When equipment is purchased for use in a business, tax relief is given in the form of capital allowances (CAs). Sometimes CAs are spread over a few years; sometimes they are given in full for the financial period in which the equipment was purchased.
The equipment can either be purchased by a director or the company itself and, depending on who does buy it, this can affect tax efficiency. If a director purchases the equipment, but it is only used by other employees for doing their job, they will be unable to claim CAs for the cost. The company should therefore do the buying.
When a piece of equipment is used by a director, CAs can be obtained by:
- The company buying and owning it, then letting the director use it
- OR: the director buying and owning it, using money supplied by the company.
Notable exclusions for CAs include cars and vans.
What about tax efficiency?
If the company funds the purchase, the tax advantage varies depending on how it provided the monies to the director. It could pay a dividend (if the director is also a shareholder), give the director extra salary to make the purchase, or make the equipment a gift (making it a taxable benefit in kind). Each of these will have different levels of tax efficiency – work with your accountant to get the exact numbers before going ahead. But, broadly, it will be more efficient for the company to purchase and own the equipment, then claim the CAs. If the company does not have the funds, a director could lend it the money to make the purchase.
If the rules for CAs sound complex, this is a common point of view, but it can be that optimising tax efficiency when equipment is purchased is as simple as “who will buy it?”. If you are considering investing in equipment for your business and want to know about tax relief, give the Figurit team a call.

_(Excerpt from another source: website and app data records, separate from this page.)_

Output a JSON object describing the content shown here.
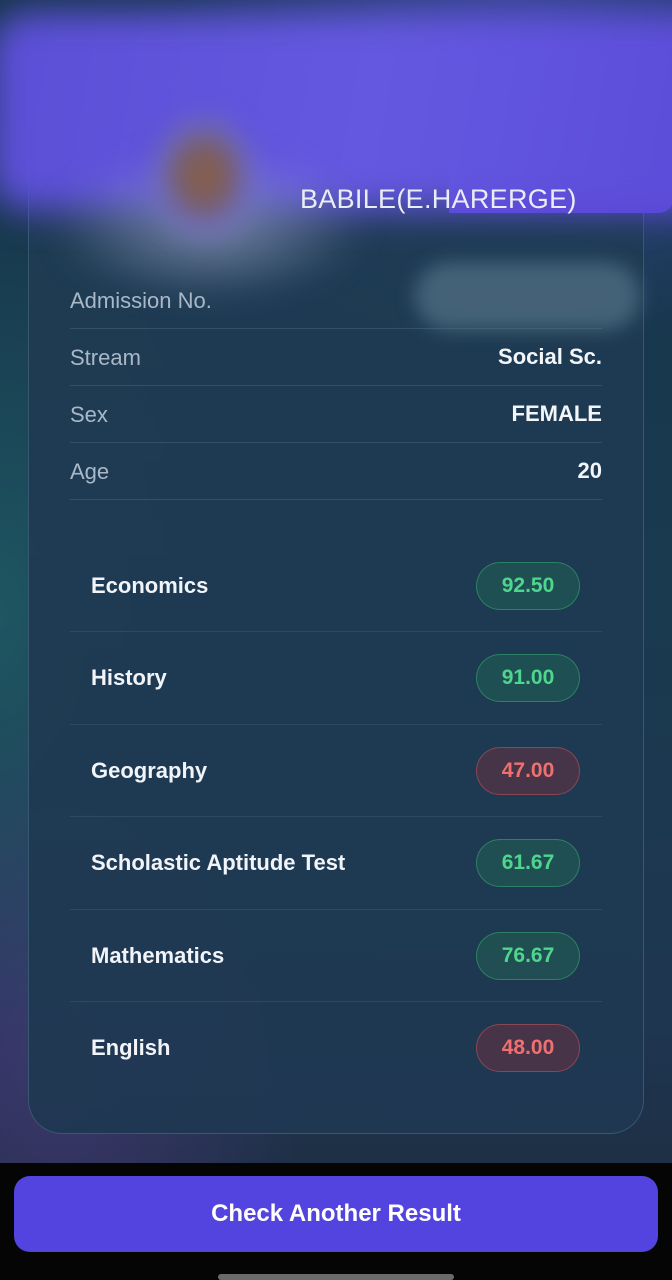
{
  "header": {
    "school_name": "BABILE(E.HARERGE)"
  },
  "student_info": [
    {
      "label": "Admission No.",
      "value": ""
    },
    {
      "label": "Stream",
      "value": "Social Sc."
    },
    {
      "label": "Sex",
      "value": "FEMALE"
    },
    {
      "label": "Age",
      "value": "20"
    }
  ],
  "subjects": [
    {
      "name": "Economics",
      "score": "92.50",
      "status": "pass"
    },
    {
      "name": "History",
      "score": "91.00",
      "status": "pass"
    },
    {
      "name": "Geography",
      "score": "47.00",
      "status": "fail"
    },
    {
      "name": "Scholastic Aptitude Test",
      "score": "61.67",
      "status": "pass"
    },
    {
      "name": "Mathematics",
      "score": "76.67",
      "status": "pass"
    },
    {
      "name": "English",
      "score": "48.00",
      "status": "fail"
    }
  ],
  "actions": {
    "check_another_label": "Check Another Result"
  },
  "colors": {
    "accent": "#5344e0",
    "pass": "#4fd68e",
    "fail": "#f07070"
  }
}
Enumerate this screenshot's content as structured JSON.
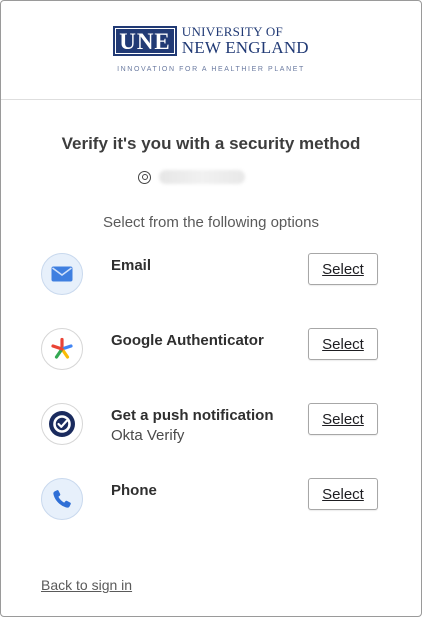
{
  "brand": {
    "mark": "UNE",
    "line1": "UNIVERSITY OF",
    "line2": "NEW ENGLAND",
    "tagline": "INNOVATION FOR A HEALTHIER PLANET",
    "color": "#213a75"
  },
  "page": {
    "title": "Verify it's you with a security method",
    "subtitle": "Select from the following options",
    "back_link": "Back to sign in"
  },
  "options": [
    {
      "name": "Email",
      "sub": "",
      "icon": "email-icon",
      "button": "Select"
    },
    {
      "name": "Google Authenticator",
      "sub": "",
      "icon": "google-authenticator-icon",
      "button": "Select"
    },
    {
      "name": "Get a push notification",
      "sub": "Okta Verify",
      "icon": "okta-verify-icon",
      "button": "Select"
    },
    {
      "name": "Phone",
      "sub": "",
      "icon": "phone-icon",
      "button": "Select"
    }
  ]
}
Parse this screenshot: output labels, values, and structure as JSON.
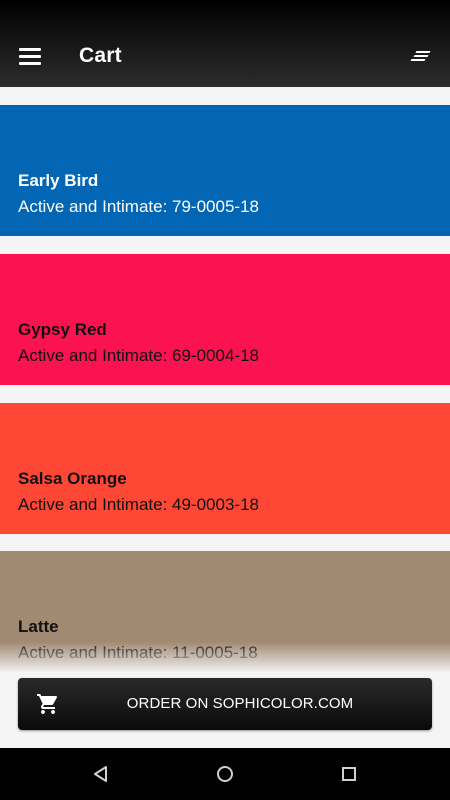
{
  "header": {
    "title": "Cart",
    "menu_icon": "hamburger-menu-icon",
    "sort_icon": "sort-lines-icon"
  },
  "cart": {
    "items": [
      {
        "name": "Early Bird",
        "code": "Active and Intimate: 79-0005-18",
        "color": "#0366b4",
        "text_color": "light"
      },
      {
        "name": "Gypsy Red",
        "code": "Active and Intimate: 69-0004-18",
        "color": "#fb1250",
        "text_color": "dark"
      },
      {
        "name": "Salsa Orange",
        "code": "Active and Intimate: 49-0003-18",
        "color": "#fe4734",
        "text_color": "dark"
      },
      {
        "name": "Latte",
        "code": "Active and Intimate: 11-0005-18",
        "color": "#a18a72",
        "text_color": "dark"
      }
    ]
  },
  "order_button": {
    "label": "ORDER ON SOPHICOLOR.COM",
    "icon": "shopping-cart-icon"
  },
  "system_nav": {
    "back_icon": "back-triangle-icon",
    "home_icon": "home-circle-icon",
    "recents_icon": "recents-square-icon"
  }
}
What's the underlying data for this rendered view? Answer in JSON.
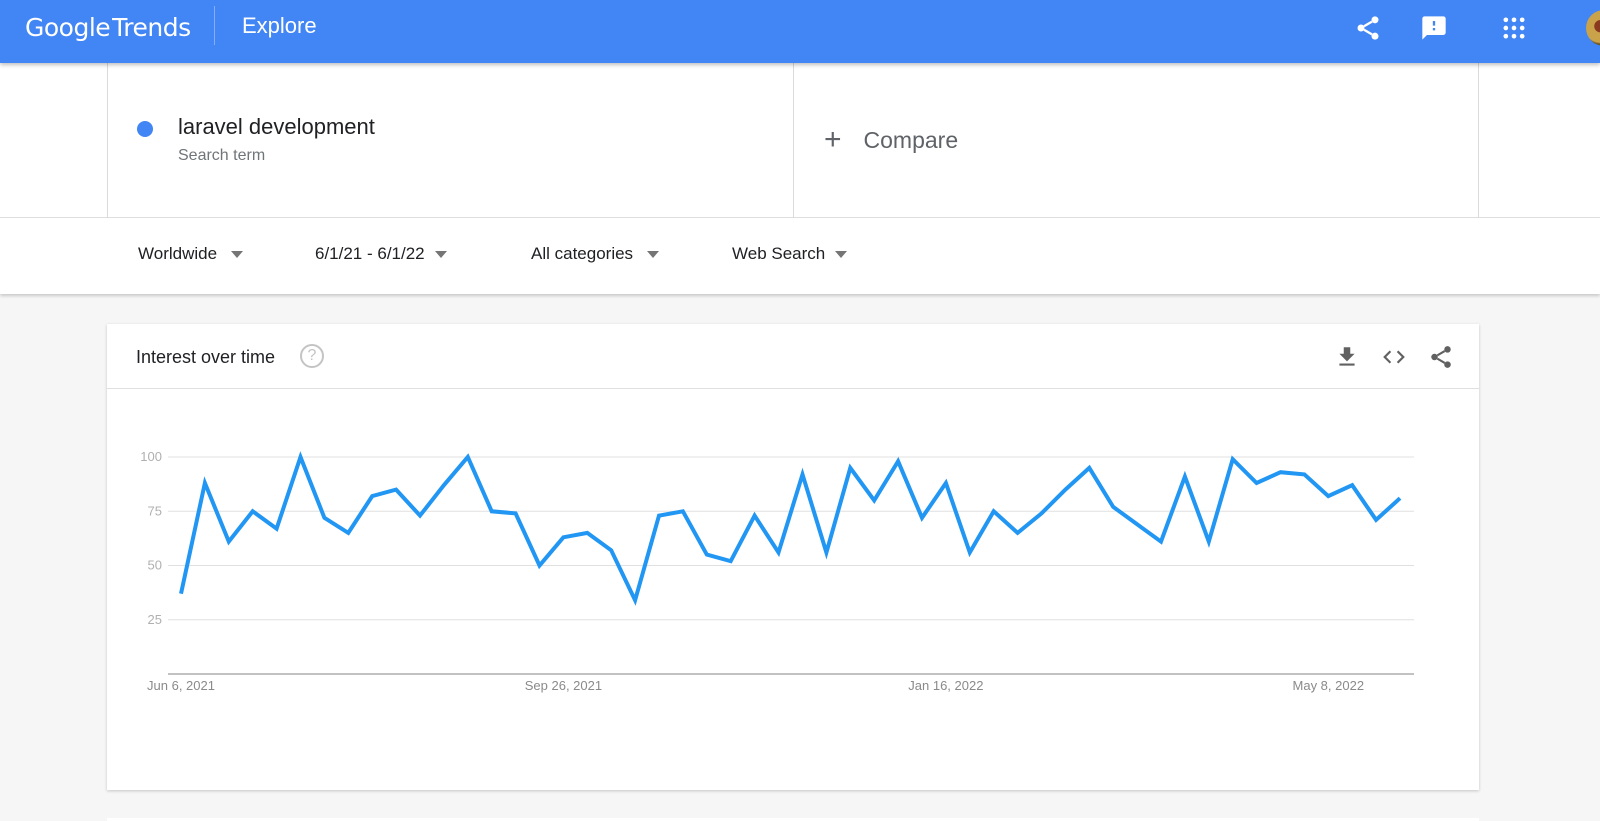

For help with business or personal tax planning, call Figurit (formerly known as Lansdell & Rose) on 020 7376 933 or complete the form below.